    Also, why does this electric car have a grille on the front like a gas powered car? What is it cooling up there? My guess is its been done to make it look like a regular car. If true, thats awful, especially since every other manufacturer is trying to reduce frontal area.

    Speaking of reducing has anyone mentioned the weight of this car? I have read it tips the scales at 4700+ pounds, that is huge weight considering a Porsche Panamera tips the scales at 4100+. The car is also wider and longer than the Porsche. Thats a huge car!!! (it is possible the new details show a smaller lighter car).

    Its a great start, but I fear the desire for this car to be the NEXT thing to save the auto industry is making people soft on the critique of the car.

  • Michael Glenn

    I assume the grill is for air conditioning. If the award was just for outside appearance, I agree, even for all its beauty it's not a new external design. I don't believe however, the award is the prettiest new body. 

    You have a beautiful, functional sedan that can potentially run on clean electricity which performs at the same level as a BMW M5. 

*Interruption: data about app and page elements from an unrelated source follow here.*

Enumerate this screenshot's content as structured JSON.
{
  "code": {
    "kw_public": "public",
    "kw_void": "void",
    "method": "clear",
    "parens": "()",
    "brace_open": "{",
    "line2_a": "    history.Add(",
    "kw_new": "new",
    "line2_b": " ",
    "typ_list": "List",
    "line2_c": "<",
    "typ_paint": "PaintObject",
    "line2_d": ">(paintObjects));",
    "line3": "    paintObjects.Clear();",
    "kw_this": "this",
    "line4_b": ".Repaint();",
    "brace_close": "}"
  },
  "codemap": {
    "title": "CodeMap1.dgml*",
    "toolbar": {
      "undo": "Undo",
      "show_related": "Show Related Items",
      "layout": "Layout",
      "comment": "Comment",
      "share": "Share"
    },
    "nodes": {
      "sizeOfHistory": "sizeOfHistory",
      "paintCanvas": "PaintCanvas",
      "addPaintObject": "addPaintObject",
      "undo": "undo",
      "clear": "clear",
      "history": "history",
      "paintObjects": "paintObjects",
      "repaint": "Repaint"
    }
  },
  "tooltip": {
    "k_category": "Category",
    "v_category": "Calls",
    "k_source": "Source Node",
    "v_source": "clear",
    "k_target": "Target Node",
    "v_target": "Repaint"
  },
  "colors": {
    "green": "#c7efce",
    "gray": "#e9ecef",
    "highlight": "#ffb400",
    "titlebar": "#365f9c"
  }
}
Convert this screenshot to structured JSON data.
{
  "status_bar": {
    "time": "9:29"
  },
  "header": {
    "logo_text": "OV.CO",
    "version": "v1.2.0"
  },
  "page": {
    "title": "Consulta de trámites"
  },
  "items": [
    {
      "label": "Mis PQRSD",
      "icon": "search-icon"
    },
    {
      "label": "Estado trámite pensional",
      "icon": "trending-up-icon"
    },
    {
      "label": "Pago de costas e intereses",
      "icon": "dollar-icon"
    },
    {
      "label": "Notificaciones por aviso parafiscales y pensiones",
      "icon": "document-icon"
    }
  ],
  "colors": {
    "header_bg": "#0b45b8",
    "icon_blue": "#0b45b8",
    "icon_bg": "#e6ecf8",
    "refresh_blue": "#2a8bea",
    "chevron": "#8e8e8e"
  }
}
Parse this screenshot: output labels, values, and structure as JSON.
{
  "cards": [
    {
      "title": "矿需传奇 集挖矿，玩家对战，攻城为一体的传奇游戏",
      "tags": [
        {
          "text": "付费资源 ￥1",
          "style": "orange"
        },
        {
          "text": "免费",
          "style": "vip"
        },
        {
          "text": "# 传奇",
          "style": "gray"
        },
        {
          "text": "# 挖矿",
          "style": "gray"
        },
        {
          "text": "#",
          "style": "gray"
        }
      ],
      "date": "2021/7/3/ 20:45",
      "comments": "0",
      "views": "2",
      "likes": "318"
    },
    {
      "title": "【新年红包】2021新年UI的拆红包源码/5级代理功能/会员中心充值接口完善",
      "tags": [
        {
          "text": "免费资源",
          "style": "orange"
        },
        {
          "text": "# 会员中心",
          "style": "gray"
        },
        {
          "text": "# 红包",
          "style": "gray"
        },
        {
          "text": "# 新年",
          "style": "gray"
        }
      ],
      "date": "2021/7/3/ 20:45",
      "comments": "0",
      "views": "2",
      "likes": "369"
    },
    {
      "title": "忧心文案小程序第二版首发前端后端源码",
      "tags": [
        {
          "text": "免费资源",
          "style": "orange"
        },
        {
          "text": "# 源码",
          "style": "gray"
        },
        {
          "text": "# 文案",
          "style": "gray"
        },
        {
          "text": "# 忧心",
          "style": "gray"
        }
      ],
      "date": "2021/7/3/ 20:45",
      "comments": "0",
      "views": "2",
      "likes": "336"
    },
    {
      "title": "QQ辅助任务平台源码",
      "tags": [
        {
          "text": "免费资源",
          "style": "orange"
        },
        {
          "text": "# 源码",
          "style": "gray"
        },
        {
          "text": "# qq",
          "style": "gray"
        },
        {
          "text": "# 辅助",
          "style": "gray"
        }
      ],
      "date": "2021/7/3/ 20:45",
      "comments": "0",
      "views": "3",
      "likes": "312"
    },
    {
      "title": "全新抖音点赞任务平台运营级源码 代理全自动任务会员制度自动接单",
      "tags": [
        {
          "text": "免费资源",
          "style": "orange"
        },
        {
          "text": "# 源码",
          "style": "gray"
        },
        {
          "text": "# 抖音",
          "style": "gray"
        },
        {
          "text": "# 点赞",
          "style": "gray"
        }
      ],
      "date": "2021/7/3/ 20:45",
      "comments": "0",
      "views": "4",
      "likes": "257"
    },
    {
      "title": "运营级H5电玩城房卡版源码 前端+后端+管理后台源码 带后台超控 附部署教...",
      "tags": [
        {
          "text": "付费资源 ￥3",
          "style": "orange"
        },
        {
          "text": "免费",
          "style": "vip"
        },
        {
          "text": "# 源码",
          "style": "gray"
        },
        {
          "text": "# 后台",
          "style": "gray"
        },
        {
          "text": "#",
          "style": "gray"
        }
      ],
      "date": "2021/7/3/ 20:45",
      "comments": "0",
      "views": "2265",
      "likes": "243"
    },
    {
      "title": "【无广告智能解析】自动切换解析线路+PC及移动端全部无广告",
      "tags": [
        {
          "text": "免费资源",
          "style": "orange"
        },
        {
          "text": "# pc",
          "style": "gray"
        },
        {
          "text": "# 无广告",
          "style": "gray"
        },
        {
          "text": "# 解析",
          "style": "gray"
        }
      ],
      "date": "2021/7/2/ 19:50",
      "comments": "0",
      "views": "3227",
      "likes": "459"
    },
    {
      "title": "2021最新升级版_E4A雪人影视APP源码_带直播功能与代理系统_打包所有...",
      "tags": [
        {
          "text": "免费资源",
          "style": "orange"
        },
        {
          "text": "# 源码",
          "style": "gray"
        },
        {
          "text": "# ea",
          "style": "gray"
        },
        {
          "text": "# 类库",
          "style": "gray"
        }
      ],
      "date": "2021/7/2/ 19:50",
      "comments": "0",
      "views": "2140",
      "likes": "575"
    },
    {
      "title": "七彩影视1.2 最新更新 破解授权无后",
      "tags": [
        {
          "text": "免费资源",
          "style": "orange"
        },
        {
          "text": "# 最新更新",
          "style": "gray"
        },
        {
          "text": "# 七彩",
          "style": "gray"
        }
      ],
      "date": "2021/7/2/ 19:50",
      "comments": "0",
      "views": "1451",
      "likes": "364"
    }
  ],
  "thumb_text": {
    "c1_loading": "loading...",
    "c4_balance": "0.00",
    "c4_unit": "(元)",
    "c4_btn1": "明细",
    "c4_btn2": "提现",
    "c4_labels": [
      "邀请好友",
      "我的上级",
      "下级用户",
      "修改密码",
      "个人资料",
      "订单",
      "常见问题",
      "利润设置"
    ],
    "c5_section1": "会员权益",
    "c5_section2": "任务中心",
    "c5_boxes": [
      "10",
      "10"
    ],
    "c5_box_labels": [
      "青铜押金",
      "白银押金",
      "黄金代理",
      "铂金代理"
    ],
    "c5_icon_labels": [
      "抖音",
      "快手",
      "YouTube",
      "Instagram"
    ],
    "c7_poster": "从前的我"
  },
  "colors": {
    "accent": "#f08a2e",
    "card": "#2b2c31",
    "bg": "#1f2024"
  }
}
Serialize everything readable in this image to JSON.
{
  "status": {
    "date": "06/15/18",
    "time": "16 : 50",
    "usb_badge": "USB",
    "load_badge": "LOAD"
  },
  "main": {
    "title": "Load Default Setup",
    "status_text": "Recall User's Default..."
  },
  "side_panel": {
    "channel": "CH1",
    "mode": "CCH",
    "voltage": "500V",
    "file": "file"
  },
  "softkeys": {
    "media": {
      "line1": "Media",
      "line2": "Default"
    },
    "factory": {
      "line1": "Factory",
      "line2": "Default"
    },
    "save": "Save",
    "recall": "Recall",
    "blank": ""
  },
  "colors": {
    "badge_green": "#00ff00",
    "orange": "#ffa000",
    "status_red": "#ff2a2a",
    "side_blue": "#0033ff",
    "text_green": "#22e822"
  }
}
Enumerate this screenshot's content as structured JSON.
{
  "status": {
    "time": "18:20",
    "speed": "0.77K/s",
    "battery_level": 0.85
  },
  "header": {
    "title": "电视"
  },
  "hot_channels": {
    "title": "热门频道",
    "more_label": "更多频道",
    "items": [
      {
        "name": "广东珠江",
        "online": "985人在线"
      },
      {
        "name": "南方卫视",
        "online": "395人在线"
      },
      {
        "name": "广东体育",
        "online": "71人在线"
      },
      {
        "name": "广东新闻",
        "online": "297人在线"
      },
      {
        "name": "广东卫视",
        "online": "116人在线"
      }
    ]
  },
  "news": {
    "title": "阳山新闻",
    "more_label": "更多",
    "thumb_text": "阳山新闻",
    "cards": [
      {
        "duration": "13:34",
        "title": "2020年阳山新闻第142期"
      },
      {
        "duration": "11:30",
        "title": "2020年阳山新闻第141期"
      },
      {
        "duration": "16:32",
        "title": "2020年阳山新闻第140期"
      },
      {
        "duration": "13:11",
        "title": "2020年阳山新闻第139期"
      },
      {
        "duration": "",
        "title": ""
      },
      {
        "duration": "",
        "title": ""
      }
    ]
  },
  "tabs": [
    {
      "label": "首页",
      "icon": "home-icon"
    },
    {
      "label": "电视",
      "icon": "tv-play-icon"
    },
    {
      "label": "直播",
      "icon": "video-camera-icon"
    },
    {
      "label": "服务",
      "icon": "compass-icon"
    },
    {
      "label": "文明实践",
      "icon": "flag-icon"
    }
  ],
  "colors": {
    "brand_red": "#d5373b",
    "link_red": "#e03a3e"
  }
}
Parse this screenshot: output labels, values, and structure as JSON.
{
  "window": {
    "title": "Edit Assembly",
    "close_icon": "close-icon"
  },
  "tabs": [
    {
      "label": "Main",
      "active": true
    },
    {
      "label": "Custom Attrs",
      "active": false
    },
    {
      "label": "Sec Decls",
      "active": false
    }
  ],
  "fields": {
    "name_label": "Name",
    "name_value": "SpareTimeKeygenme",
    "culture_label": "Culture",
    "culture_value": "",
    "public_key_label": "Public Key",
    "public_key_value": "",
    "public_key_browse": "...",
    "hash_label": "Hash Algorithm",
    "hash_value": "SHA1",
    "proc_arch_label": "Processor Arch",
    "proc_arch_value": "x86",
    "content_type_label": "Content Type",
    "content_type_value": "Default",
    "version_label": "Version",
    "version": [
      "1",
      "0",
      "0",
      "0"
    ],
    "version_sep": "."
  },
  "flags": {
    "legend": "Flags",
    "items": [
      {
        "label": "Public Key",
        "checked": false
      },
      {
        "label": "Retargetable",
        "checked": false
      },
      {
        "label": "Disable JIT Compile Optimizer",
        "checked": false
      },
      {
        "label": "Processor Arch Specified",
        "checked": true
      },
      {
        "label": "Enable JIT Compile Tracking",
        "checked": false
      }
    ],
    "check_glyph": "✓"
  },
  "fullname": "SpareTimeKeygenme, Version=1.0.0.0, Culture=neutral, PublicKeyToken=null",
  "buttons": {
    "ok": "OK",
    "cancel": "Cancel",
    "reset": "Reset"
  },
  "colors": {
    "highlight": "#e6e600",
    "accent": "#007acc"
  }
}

    But yeah, it's 600 pounds heavier than a Porsche Panamera as you say. If it performs well, so what? I feel like we're being trolled. 

  • Tom

    This is the first time I've heard an opinion that the Model S does not look great and is not an amazingly innovative automobile. I have to think you are in the minority.

  • Ben

    Have you looked at the Fisker? The Karma also has a grill. And it weights 5300 pounds! Dude, if you are going to make an example at least do some due diligence before spouting that fresh egg that just smeared your face.

    The issue with these all-electrics is battery size and weight.  Battery technology has a ways to go before it can help reduce curb weight (unless of course you want to sacrifice range for weight.)

  • bwj

    Beautiful car. However, we need the corresponding infrastructure to be put in place rapidly, so these can be adopted on a large scale. If the only place you can charge one is in a suburban garage, it limits its use and impact. We also need to work on cleaning up the power grid. Fueling electric cars with coal-based electricity isn't much better than using oil—it's most likely worse.

  • Matt_PrecisonMetalCrafts

    Inspiring vehicle and Company.  I love that this company has put everything on the line to develop this car.  As an owner of a job shop with machining, welding and complete fabrication in Southern California i admire everything this company does and the craftsmanship in this vehicle.